Archives for: April 2019

New England Slate in Architectural Record

Our Bayhouse project as seen in... Architectural Record, magazine featured article April 1, 2019Pilar Viladas, author Pilar is a former design editor of The New York Times, writes about design & architecture.Studio Rick Joy, architectBayhouseSlate Details, New England SlateVermont Grey...

Bayhouse & New England Slate, the process explained.

As you may have seen in the April 2019 issue of Architectural Record, https://www.architecturalrecord.com/articles/13986-bayhouse-by-studio-rick-joy, we are proud to have worked with architect Studio Rick Joy, and custom builder DowBuilt on their "Bayhouse" project. It all started when the architect sent...

New England Slate Job Spotlight ** Australia**

From the East Coast of N. America to the West Coast of Australia! Mates, we did it! Vermont Unfading Grey Slate Roof in Perth, Western Australia The logistics for international projects are complex and interesting. This slate's journey started when...

Do snow guards cause ice dams?

During winter we are often asked, “Do snow guards cause ice dams?” The quick answer is no, snow guards do not cause ice dams. A snow guard, also known as ice guards, snow stops, snow cleats, pad style snow guards, and ice...

Our Eagle Quarry’s Variegated Purple

Our Variegated Purple is a true "full range" purple, meaning the range of shades within the color go from almost a Semi-Weathering Grey Green, all the way thru the greys and "gurples", to the strong, clear Vermont Purple. The pallet...

1,310,400 pounds of stone…

So, you're wondering what's the math behind that calculation? 50' x 12' x 13' = 7,800 cubic feet FYI, Slate = 168 lbs per cubic foot 7,800 cu ft x 168 lbs = 1,310,400 lbs of stone! Maybe you are...

Slate in Barcelona, Granada and Madrid

Even when I travel, I'm thinking about architecture, and hoping to spot some slate roofing .... Some photos from my time in Spain. I hope you enjoy. Barrel Tile in Granada, Spain Looking at the Alhambra Palace, Granada, Spain Nobody...

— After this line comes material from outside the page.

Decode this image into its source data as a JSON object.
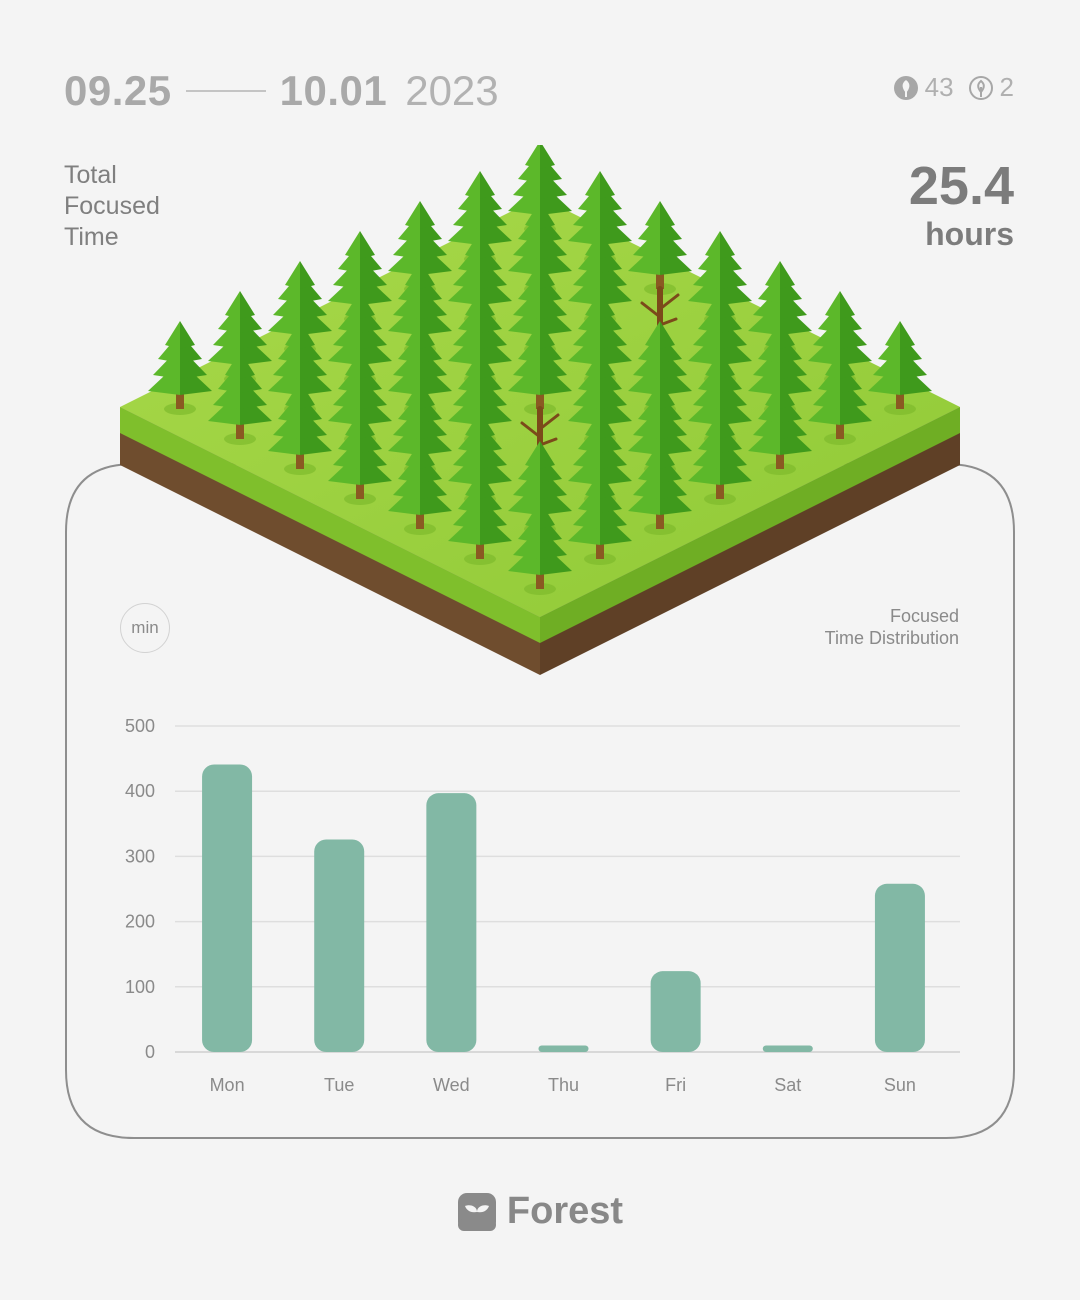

Custom Cut Shapes and Patterned Slate Roofs

A patterned slate roof uses a different color slate or different shaped slate to create one or more designs. Custom cut shapes make a gorgeous slate roof very unique and decorative. Accents may be floral and geometric patterns, dates, words,...

Steeples… spires, belfries, lanterns and more!

Steeples are memorable and impressive, just like the craftsmen responsible for their repair and maintenance. Hats off to the Steeplejacks near and far! What do you know about a steeple's anatomy?... A steeple, in architecture, is a tall tower on a building, topped...

Winter at New England Slate in Vermont

Winter can be challenging for the roofing industry. We feel for you guys up on the roof! For New England Slate, winter in Vermont means digging pallets out from underneath piles and piles of snow in frigid temperatures. The freeze-thaw-freeze...

Natural Roofing Slate – Thickness Explained….

  Roofing slates are split by hand with hammer and chisel to reveal a natural cleft surface. Splitters are very good at their trade but the thickness varies slightly and slates are grouped into different classes. This variation reinforces the...

How We Work With You

Often I answer the phone and speak to a new customer that is curious about our process and “how it all works.” Well, it’s pretty simple and yet complex at the same time. Let me explain... The process begins by...

About Our Facility

In July of 2008, New England Slate moved into our “new” office and shop in Poultney, Vermont. It’s hard to believe that almost 10 years has past. It’s been a great place to come to work everyday. I’ve been with...

Slate Roofing Workshop

New England Slate was proud to welcome 15 slate roofing professionals to our Slate Roofing Course 101. It was a three-day workshop designed to learn new skills and techniques in slate roofing installation taught by a European Master Slater. The...

Cleaning a Slate Roof

At New England Slate we are often asked, “what’s the best way to clean a slate roof?” Well, that’s a tricky question. First it depends what you’re trying to clean off of your slate roof. And second it depends how...